Other popular areas of concern:

*I took advantage of a deal at the local video gaming emporium and purchased the first two “Ratchet and Clank” games for the PS2 for $30 of my holiday money, just to further feed my desire for platform gaming (although these games are a bit more shooting-oriented than average). My younger sister got the new “Sly Cooper” epic, which supposedly has some pretty seamless integration of individual ‘stages’ into the larger game world. I just finished with the first “Jak and Daxter” and I was pleased with the level of thought and logic that went into attuning each new stage to the overall story and atmosphere of the game. Not that there’s ever any doubt that there’s plenty of individual levels to clear, but the levels largely have pertinent reasons to exist for exploration, aside from merely being present in a video game. I’m not sure why I find such efforts at level integration to be admirable; a game is a game, and levels need only exist to be played, at their core. I think it’s part of the polish of presentation, and an ongoing effort to keep the platformer as close to a seamless experience in a coherent world as possible. Some platformers continue to draw attention to themselves as games consisting of individual levels (see: anything with a hub and multiple open and closed doors scattered around the place), but it seems that the current vogue in such games is still inclined toward the ‘seamless’. Of course, having not too much money, I don’t have the latest “Jak and Daxter” or “Ratchet and Clank” to play, although I’ve read enough about their gameplay mechanics to gather a reasonable notion of where they’re moving toward.

Wouldn’t a platform game based around the art of Jim Woodring or Kim Deitch be the greatest thing ever? The graphics technology is present to pull it off, and I’d really like to see some of those distinct designs brought to life in breathing worlds; I think it’d be a great idea. Of course, I also think it’s be a great idea to have a “Grand Theft Auto” type game as built around the mechanics of silent comedy, with your character sneaking into saloons and hanging from clock-towers and inhabiting a large Jazz Age world of burly cops and runaway trains. That would be great! And I’d also like a baby brother made of emeralds.

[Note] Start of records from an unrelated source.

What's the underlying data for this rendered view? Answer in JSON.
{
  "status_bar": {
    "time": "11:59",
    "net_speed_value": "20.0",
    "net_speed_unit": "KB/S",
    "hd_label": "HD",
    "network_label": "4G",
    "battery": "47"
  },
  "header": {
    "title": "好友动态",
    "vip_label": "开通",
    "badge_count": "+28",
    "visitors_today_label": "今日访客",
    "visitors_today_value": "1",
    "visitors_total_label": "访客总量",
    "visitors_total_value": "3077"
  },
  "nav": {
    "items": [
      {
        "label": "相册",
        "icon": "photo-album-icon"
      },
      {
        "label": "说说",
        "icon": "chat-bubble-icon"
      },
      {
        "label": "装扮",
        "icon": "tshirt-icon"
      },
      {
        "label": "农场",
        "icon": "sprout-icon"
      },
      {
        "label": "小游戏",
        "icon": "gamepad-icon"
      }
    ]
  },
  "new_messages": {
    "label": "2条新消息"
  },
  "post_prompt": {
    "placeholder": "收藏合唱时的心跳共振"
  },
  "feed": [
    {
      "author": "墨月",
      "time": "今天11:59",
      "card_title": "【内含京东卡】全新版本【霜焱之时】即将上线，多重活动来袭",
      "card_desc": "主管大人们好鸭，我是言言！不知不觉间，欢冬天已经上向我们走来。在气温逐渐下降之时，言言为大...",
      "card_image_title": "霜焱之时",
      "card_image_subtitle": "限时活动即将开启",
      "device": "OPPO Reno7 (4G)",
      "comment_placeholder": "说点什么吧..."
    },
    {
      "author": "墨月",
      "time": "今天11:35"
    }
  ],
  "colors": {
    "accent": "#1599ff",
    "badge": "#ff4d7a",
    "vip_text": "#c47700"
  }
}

*I’d never seen the Marx Brothers’ “The Cocoanuts” before; it’s their earliest surviving film as a group (“Humor Risk”, an allegedly disastrous silent short featuring the Brothers, is presumed lost). Made in 1929 as a full talkie; the technology wasn’t quite up to speed, so there’s plenty of long still shots with minimal angle changes, even for elaborate dance numbers. It’s pretty much a filmed record of one of the big Broadway hits for the Brothers, and there’s very little in the way of cinematic touches. But a virtual front-row seat to a Marx Brothers show isn’t that bad a deal, and the Irving Berlin tunes are pretty good. I saw it on the new Universal disc (as opposed to the old Image release, which apparently has similar print quality), and there’s some pretty big drops in image quality throughout; I guess certain scenes could only be derived from sub-par materials. The Universal disc is part of a box set collecting all of the early Paramount features, with some awfully skimpy extras, especially compared to the Warner box for the later features (excluding the semi-official “Love Happy”, which Lion’s Gate has released in a new extended edition, and the negligible “The Story of Mankind”, which nobody is hustling to release). And bafflingly, the liner notes booklet in the Universal set is attached to the box itself; it cannot be removed separately, so you have to cradle the entire box in your lap just to read the chapter listings or whatever. Very odd choice.